Scientists Make Hair-Growing Cells From Ordinary Skin Cells
It's a step toward curing baldness with stem cells made from a person's own skin.
Bald? A team of stem cell scientists has made an advance that’s a step toward being able to regrow your own natural hair, using samples of your skin.
Hairs Grown from Epithelial Stem Cells
The scientists took adult human skin cells and transformed them into a particular type of cell that people lose when they lose their hair, called epithelial stem cells. This is the first time scientists have been able to make epithelial stem cells from adult cells. After creating the epithelial stem cells, the scientists transferred them onto the skin of mice, which then grew human skin, human hair follicles, and the beginnings of human hairs.
The whole journey from skin cell to epithelial stem cell takes, broadly, two steps. First, the scientists, a team from the University of Pennsylvania and the New Jersey Institute of Technology, transformed adult skin cells into pluripotent stem cells. Pluripotent stem cells are those powerful, early-stage stem cells that are found in developing embryos. Scientists figured out how to make them from adult cells in 2004 and have been refining their techniques since. From there, the Pennsylvania-New Jersey team guided the pluripotent stem cells into becoming epithelial stem cells by controlling when they fed the cells certain chemicals called growth factors.
What’s next? The research team’s leading scientist, dermatology researcher Xiaowei Xu, told HealthDay there’s a second type of skin cell that people lose when they lose their hair… and no one has yet discovered how to make that.
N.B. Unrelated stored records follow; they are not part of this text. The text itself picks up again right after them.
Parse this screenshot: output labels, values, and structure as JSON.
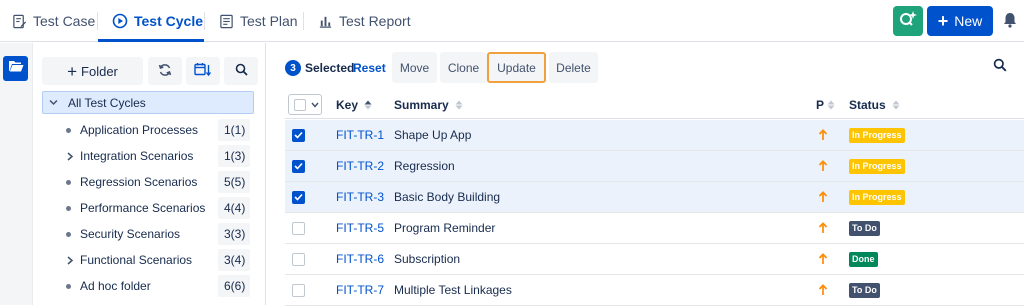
{
  "tabs": [
    {
      "label": "Test Case",
      "icon": "edit-doc-icon"
    },
    {
      "label": "Test Cycle",
      "icon": "play-circle-icon",
      "active": true
    },
    {
      "label": "Test Plan",
      "icon": "list-doc-icon"
    },
    {
      "label": "Test Report",
      "icon": "bar-chart-icon"
    }
  ],
  "header": {
    "new_label": "New"
  },
  "tree": {
    "folder_label": "Folder",
    "root_label": "All Test Cycles",
    "items": [
      {
        "label": "Application Processes",
        "count": "1(1)",
        "marker": "dot"
      },
      {
        "label": "Integration Scenarios",
        "count": "1(3)",
        "marker": "chevron"
      },
      {
        "label": "Regression Scenarios",
        "count": "5(5)",
        "marker": "dot"
      },
      {
        "label": "Performance Scenarios",
        "count": "4(4)",
        "marker": "dot"
      },
      {
        "label": "Security Scenarios",
        "count": "3(3)",
        "marker": "dot"
      },
      {
        "label": "Functional Scenarios",
        "count": "3(4)",
        "marker": "chevron"
      },
      {
        "label": "Ad hoc folder",
        "count": "6(6)",
        "marker": "dot"
      }
    ]
  },
  "toolbar": {
    "selected_count": "3",
    "selected_label": "Selected",
    "reset_label": "Reset",
    "move_label": "Move",
    "clone_label": "Clone",
    "update_label": "Update",
    "delete_label": "Delete"
  },
  "table": {
    "columns": {
      "key": "Key",
      "summary": "Summary",
      "priority": "P",
      "status": "Status"
    },
    "rows": [
      {
        "key": "FIT-TR-1",
        "summary": "Shape Up App",
        "status": "In Progress",
        "selected": true
      },
      {
        "key": "FIT-TR-2",
        "summary": "Regression",
        "status": "In Progress",
        "selected": true
      },
      {
        "key": "FIT-TR-3",
        "summary": "Basic Body Building",
        "status": "In Progress",
        "selected": true
      },
      {
        "key": "FIT-TR-5",
        "summary": "Program Reminder",
        "status": "To Do",
        "selected": false
      },
      {
        "key": "FIT-TR-6",
        "summary": "Subscription",
        "status": "Done",
        "selected": false
      },
      {
        "key": "FIT-TR-7",
        "summary": "Multiple Test Linkages",
        "status": "To Do",
        "selected": false
      }
    ]
  },
  "colors": {
    "accent": "#0052cc",
    "in_progress_bg": "#ffc400",
    "todo_bg": "#42526e",
    "done_bg": "#00875a",
    "priority": "#ff8b00",
    "highlight_border": "#f0a03c"
  }
}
Xu and his team published their work yesterday in the journal Nature Communications.